What the exercise asks: Each entry, in full: copy it out exactly.

Records for processing:
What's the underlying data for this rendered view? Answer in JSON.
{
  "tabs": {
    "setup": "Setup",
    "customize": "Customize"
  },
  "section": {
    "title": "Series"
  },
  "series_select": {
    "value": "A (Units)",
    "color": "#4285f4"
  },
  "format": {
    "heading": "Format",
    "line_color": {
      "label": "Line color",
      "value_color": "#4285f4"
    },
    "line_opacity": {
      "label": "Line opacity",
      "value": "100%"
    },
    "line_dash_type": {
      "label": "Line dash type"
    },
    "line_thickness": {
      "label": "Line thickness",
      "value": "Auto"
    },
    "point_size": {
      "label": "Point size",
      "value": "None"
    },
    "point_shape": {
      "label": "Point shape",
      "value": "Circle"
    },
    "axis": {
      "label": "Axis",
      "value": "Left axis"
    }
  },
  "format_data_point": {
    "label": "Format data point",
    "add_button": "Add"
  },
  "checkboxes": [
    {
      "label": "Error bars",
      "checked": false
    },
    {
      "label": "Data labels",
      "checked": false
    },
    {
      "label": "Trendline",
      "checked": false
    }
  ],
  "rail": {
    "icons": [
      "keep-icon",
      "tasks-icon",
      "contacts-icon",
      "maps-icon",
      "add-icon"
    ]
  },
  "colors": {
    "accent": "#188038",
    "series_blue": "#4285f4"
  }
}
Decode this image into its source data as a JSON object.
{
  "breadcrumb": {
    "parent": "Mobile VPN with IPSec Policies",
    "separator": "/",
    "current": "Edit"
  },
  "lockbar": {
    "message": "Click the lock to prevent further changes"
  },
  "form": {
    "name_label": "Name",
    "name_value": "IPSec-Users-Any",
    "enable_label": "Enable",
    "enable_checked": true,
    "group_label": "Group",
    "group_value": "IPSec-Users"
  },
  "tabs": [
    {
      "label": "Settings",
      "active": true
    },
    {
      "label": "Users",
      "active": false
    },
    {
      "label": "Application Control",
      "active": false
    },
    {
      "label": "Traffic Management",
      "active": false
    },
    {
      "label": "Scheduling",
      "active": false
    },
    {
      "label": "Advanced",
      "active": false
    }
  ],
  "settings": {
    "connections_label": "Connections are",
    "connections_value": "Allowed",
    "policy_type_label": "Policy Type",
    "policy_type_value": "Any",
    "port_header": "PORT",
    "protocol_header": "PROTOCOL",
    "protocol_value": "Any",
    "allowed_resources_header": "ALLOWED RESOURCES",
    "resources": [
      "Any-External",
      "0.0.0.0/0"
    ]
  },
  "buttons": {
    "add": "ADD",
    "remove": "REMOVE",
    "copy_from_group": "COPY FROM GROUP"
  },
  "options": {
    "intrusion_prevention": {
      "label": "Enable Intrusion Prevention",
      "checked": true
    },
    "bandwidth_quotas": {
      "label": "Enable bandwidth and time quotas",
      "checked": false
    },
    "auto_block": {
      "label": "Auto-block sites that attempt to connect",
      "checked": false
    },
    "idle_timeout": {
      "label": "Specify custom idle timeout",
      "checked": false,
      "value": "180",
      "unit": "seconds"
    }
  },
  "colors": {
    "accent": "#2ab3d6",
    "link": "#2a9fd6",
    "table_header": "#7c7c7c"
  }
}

Your response:
What's the underlying data for this rendered view? Answer in JSON.
{
  "tabs": {
    "setup": "Setup",
    "customize": "Customize"
  },
  "section": {
    "title": "Series"
  },
  "series_select": {
    "value": "A (Units)",
    "color": "#4285f4"
  },
  "format": {
    "heading": "Format",
    "line_color": {
      "label": "Line color",
      "value_color": "#4285f4"
    },
    "line_opacity": {
      "label": "Line opacity",
      "value": "100%"
    },
    "line_dash_type": {
      "label": "Line dash type"
    },
    "line_thickness": {
      "label": "Line thickness",
      "value": "Auto"
    },
    "point_size": {
      "label": "Point size",
      "value": "None"
    },
    "point_shape": {
      "label": "Point shape",
      "value": "Circle"
    },
    "axis": {
      "label": "Axis",
      "value": "Left axis"
    }
  },
  "format_data_point": {
    "label": "Format data point",
    "add_button": "Add"
  },
  "checkboxes": [
    {
      "label": "Error bars",
      "checked": false
    },
    {
      "label": "Data labels",
      "checked": false
    },
    {
      "label": "Trendline",
      "checked": false
    }
  ],
  "rail": {
    "icons": [
      "keep-icon",
      "tasks-icon",
      "contacts-icon",
      "maps-icon",
      "add-icon"
    ]
  },
  "colors": {
    "accent": "#188038",
    "series_blue": "#4285f4"
  }
}
Decode this image into its source data as a JSON object.
{
  "breadcrumb": {
    "parent": "Mobile VPN with IPSec Policies",
    "separator": "/",
    "current": "Edit"
  },
  "lockbar": {
    "message": "Click the lock to prevent further changes"
  },
  "form": {
    "name_label": "Name",
    "name_value": "IPSec-Users-Any",
    "enable_label": "Enable",
    "enable_checked": true,
    "group_label": "Group",
    "group_value": "IPSec-Users"
  },
  "tabs": [
    {
      "label": "Settings",
      "active": true
    },
    {
      "label": "Users",
      "active": false
    },
    {
      "label": "Application Control",
      "active": false
    },
    {
      "label": "Traffic Management",
      "active": false
    },
    {
      "label": "Scheduling",
      "active": false
    },
    {
      "label": "Advanced",
      "active": false
    }
  ],
  "settings": {
    "connections_label": "Connections are",
    "connections_value": "Allowed",
    "policy_type_label": "Policy Type",
    "policy_type_value": "Any",
    "port_header": "PORT",
    "protocol_header": "PROTOCOL",
    "protocol_value": "Any",
    "allowed_resources_header": "ALLOWED RESOURCES",
    "resources": [
      "Any-External",
      "0.0.0.0/0"
    ]
  },
  "buttons": {
    "add": "ADD",
    "remove": "REMOVE",
    "copy_from_group": "COPY FROM GROUP"
  },
  "options": {
    "intrusion_prevention": {
      "label": "Enable Intrusion Prevention",
      "checked": true
    },
    "bandwidth_quotas": {
      "label": "Enable bandwidth and time quotas",
      "checked": false
    },
    "auto_block": {
      "label": "Auto-block sites that attempt to connect",
      "checked": false
    },
    "idle_timeout": {
      "label": "Specify custom idle timeout",
      "checked": false,
      "value": "180",
      "unit": "seconds"
    }
  },
  "colors": {
    "accent": "#2ab3d6",
    "link": "#2a9fd6",
    "table_header": "#7c7c7c"
  }
}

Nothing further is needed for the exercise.